Every entry here needs to be repeated exactly.

▶ [DATASET ENTRIES]:
┌──

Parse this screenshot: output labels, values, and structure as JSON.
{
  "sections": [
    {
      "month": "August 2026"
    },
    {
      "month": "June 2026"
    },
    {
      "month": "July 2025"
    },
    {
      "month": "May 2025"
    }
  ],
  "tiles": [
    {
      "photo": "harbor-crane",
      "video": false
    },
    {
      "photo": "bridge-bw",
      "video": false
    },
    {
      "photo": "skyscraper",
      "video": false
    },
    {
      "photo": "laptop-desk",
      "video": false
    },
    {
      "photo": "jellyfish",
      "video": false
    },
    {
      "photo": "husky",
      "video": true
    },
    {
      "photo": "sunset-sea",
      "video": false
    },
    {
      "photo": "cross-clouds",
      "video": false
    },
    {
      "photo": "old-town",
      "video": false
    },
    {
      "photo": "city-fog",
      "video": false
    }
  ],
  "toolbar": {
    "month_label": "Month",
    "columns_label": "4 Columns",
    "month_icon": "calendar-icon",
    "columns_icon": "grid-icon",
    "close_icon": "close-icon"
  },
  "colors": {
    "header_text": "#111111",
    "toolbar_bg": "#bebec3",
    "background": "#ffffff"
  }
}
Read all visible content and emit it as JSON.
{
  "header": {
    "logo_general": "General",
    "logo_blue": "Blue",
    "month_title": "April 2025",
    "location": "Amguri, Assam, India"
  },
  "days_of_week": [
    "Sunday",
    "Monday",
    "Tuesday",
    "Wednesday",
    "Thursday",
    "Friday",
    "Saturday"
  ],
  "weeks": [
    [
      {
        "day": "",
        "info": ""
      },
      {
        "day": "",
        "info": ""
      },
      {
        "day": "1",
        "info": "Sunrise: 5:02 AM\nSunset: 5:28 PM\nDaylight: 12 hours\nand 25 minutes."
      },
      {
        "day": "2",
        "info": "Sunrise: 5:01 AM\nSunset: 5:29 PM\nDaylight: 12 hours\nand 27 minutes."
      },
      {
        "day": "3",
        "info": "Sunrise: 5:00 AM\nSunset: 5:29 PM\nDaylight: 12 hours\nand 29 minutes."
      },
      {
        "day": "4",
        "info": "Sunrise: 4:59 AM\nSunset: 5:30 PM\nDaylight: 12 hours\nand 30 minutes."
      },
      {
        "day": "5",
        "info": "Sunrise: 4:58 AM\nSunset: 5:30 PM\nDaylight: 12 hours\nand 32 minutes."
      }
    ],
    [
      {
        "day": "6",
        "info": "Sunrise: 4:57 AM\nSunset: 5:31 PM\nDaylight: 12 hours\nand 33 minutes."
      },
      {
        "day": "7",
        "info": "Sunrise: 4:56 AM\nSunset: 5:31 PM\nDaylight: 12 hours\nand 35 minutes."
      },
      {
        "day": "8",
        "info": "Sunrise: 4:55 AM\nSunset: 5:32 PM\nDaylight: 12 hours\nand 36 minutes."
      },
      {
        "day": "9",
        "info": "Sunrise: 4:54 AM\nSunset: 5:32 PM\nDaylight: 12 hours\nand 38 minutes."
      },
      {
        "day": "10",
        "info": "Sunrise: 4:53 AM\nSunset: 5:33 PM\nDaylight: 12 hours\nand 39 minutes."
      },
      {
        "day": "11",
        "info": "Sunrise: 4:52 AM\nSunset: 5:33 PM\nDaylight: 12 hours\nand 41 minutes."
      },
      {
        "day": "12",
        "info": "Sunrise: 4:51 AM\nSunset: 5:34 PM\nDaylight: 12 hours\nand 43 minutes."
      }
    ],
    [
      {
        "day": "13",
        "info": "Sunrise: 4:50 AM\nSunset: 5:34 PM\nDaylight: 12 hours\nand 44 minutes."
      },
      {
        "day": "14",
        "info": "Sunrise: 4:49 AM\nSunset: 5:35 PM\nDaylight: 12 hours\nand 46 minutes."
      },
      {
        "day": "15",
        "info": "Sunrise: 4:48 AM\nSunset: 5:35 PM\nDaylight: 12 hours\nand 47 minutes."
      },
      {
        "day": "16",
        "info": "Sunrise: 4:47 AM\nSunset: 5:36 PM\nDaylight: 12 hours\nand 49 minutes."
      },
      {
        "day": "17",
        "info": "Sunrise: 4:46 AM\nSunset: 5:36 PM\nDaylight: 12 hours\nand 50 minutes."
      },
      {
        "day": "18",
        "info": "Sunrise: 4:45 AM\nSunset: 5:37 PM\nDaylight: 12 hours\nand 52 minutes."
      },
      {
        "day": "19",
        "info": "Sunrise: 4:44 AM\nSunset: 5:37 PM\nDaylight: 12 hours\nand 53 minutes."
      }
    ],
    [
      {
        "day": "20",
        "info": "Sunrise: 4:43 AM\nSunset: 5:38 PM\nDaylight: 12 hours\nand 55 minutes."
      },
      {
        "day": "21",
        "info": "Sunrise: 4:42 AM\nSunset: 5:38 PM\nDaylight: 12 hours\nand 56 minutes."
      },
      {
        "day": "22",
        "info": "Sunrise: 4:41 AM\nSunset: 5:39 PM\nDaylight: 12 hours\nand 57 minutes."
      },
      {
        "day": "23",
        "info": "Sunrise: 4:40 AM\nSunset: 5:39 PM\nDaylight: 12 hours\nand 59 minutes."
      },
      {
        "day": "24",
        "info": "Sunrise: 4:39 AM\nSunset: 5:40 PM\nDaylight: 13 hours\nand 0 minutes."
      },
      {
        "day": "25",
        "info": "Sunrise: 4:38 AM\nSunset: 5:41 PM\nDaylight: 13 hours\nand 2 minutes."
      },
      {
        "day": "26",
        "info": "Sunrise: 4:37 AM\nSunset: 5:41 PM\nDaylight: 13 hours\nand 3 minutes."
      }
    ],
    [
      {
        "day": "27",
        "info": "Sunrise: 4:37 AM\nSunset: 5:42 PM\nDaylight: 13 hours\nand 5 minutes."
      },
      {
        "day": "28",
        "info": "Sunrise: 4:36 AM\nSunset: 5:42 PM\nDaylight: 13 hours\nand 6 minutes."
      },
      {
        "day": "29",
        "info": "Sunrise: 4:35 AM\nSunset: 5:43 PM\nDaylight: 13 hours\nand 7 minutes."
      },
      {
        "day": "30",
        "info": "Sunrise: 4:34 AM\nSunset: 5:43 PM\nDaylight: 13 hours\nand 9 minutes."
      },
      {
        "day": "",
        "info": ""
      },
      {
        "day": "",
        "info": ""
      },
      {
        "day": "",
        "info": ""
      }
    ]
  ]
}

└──

▶ [RESULT FOR THIS EXERCISE]:
Parse this screenshot: output labels, values, and structure as JSON.
{
  "sections": [
    {
      "month": "August 2026"
    },
    {
      "month": "June 2026"
    },
    {
      "month": "July 2025"
    },
    {
      "month": "May 2025"
    }
  ],
  "tiles": [
    {
      "photo": "harbor-crane",
      "video": false
    },
    {
      "photo": "bridge-bw",
      "video": false
    },
    {
      "photo": "skyscraper",
      "video": false
    },
    {
      "photo": "laptop-desk",
      "video": false
    },
    {
      "photo": "jellyfish",
      "video": false
    },
    {
      "photo": "husky",
      "video": true
    },
    {
      "photo": "sunset-sea",
      "video": false
    },
    {
      "photo": "cross-clouds",
      "video": false
    },
    {
      "photo": "old-town",
      "video": false
    },
    {
      "photo": "city-fog",
      "video": false
    }
  ],
  "toolbar": {
    "month_label": "Month",
    "columns_label": "4 Columns",
    "month_icon": "calendar-icon",
    "columns_icon": "grid-icon",
    "close_icon": "close-icon"
  },
  "colors": {
    "header_text": "#111111",
    "toolbar_bg": "#bebec3",
    "background": "#ffffff"
  }
}
Read all visible content and emit it as JSON.
{
  "header": {
    "logo_general": "General",
    "logo_blue": "Blue",
    "month_title": "April 2025",
    "location": "Amguri, Assam, India"
  },
  "days_of_week": [
    "Sunday",
    "Monday",
    "Tuesday",
    "Wednesday",
    "Thursday",
    "Friday",
    "Saturday"
  ],
  "weeks": [
    [
      {
        "day": "",
        "info": ""
      },
      {
        "day": "",
        "info": ""
      },
      {
        "day": "1",
        "info": "Sunrise: 5:02 AM\nSunset: 5:28 PM\nDaylight: 12 hours\nand 25 minutes."
      },
      {
        "day": "2",
        "info": "Sunrise: 5:01 AM\nSunset: 5:29 PM\nDaylight: 12 hours\nand 27 minutes."
      },
      {
        "day": "3",
        "info": "Sunrise: 5:00 AM\nSunset: 5:29 PM\nDaylight: 12 hours\nand 29 minutes."
      },
      {
        "day": "4",
        "info": "Sunrise: 4:59 AM\nSunset: 5:30 PM\nDaylight: 12 hours\nand 30 minutes."
      },
      {
        "day": "5",
        "info": "Sunrise: 4:58 AM\nSunset: 5:30 PM\nDaylight: 12 hours\nand 32 minutes."
      }
    ],
    [
      {
        "day": "6",
        "info": "Sunrise: 4:57 AM\nSunset: 5:31 PM\nDaylight: 12 hours\nand 33 minutes."
      },
      {
        "day": "7",
        "info": "Sunrise: 4:56 AM\nSunset: 5:31 PM\nDaylight: 12 hours\nand 35 minutes."
      },
      {
        "day": "8",
        "info": "Sunrise: 4:55 AM\nSunset: 5:32 PM\nDaylight: 12 hours\nand 36 minutes."
      },
      {
        "day": "9",
        "info": "Sunrise: 4:54 AM\nSunset: 5:32 PM\nDaylight: 12 hours\nand 38 minutes."
      },
      {
        "day": "10",
        "info": "Sunrise: 4:53 AM\nSunset: 5:33 PM\nDaylight: 12 hours\nand 39 minutes."
      },
      {
        "day": "11",
        "info": "Sunrise: 4:52 AM\nSunset: 5:33 PM\nDaylight: 12 hours\nand 41 minutes."
      },
      {
        "day": "12",
        "info": "Sunrise: 4:51 AM\nSunset: 5:34 PM\nDaylight: 12 hours\nand 43 minutes."
      }
    ],
    [
      {
        "day": "13",
        "info": "Sunrise: 4:50 AM\nSunset: 5:34 PM\nDaylight: 12 hours\nand 44 minutes."
      },
      {
        "day": "14",
        "info": "Sunrise: 4:49 AM\nSunset: 5:35 PM\nDaylight: 12 hours\nand 46 minutes."
      },
      {
        "day": "15",
        "info": "Sunrise: 4:48 AM\nSunset: 5:35 PM\nDaylight: 12 hours\nand 47 minutes."
      },
      {
        "day": "16",
        "info": "Sunrise: 4:47 AM\nSunset: 5:36 PM\nDaylight: 12 hours\nand 49 minutes."
      },
      {
        "day": "17",
        "info": "Sunrise: 4:46 AM\nSunset: 5:36 PM\nDaylight: 12 hours\nand 50 minutes."
      },
      {
        "day": "18",
        "info": "Sunrise: 4:45 AM\nSunset: 5:37 PM\nDaylight: 12 hours\nand 52 minutes."
      },
      {
        "day": "19",
        "info": "Sunrise: 4:44 AM\nSunset: 5:37 PM\nDaylight: 12 hours\nand 53 minutes."
      }
    ],
    [
      {
        "day": "20",
        "info": "Sunrise: 4:43 AM\nSunset: 5:38 PM\nDaylight: 12 hours\nand 55 minutes."
      },
      {
        "day": "21",
        "info": "Sunrise: 4:42 AM\nSunset: 5:38 PM\nDaylight: 12 hours\nand 56 minutes."
      },
      {
        "day": "22",
        "info": "Sunrise: 4:41 AM\nSunset: 5:39 PM\nDaylight: 12 hours\nand 57 minutes."
      },
      {
        "day": "23",
        "info": "Sunrise: 4:40 AM\nSunset: 5:39 PM\nDaylight: 12 hours\nand 59 minutes."
      },
      {
        "day": "24",
        "info": "Sunrise: 4:39 AM\nSunset: 5:40 PM\nDaylight: 13 hours\nand 0 minutes."
      },
      {
        "day": "25",
        "info": "Sunrise: 4:38 AM\nSunset: 5:41 PM\nDaylight: 13 hours\nand 2 minutes."
      },
      {
        "day": "26",
        "info": "Sunrise: 4:37 AM\nSunset: 5:41 PM\nDaylight: 13 hours\nand 3 minutes."
      }
    ],
    [
      {
        "day": "27",
        "info": "Sunrise: 4:37 AM\nSunset: 5:42 PM\nDaylight: 13 hours\nand 5 minutes."
      },
      {
        "day": "28",
        "info": "Sunrise: 4:36 AM\nSunset: 5:42 PM\nDaylight: 13 hours\nand 6 minutes."
      },
      {
        "day": "29",
        "info": "Sunrise: 4:35 AM\nSunset: 5:43 PM\nDaylight: 13 hours\nand 7 minutes."
      },
      {
        "day": "30",
        "info": "Sunrise: 4:34 AM\nSunset: 5:43 PM\nDaylight: 13 hours\nand 9 minutes."
      },
      {
        "day": "",
        "info": ""
      },
      {
        "day": "",
        "info": ""
      },
      {
        "day": "",
        "info": ""
      }
    ]
  ]
}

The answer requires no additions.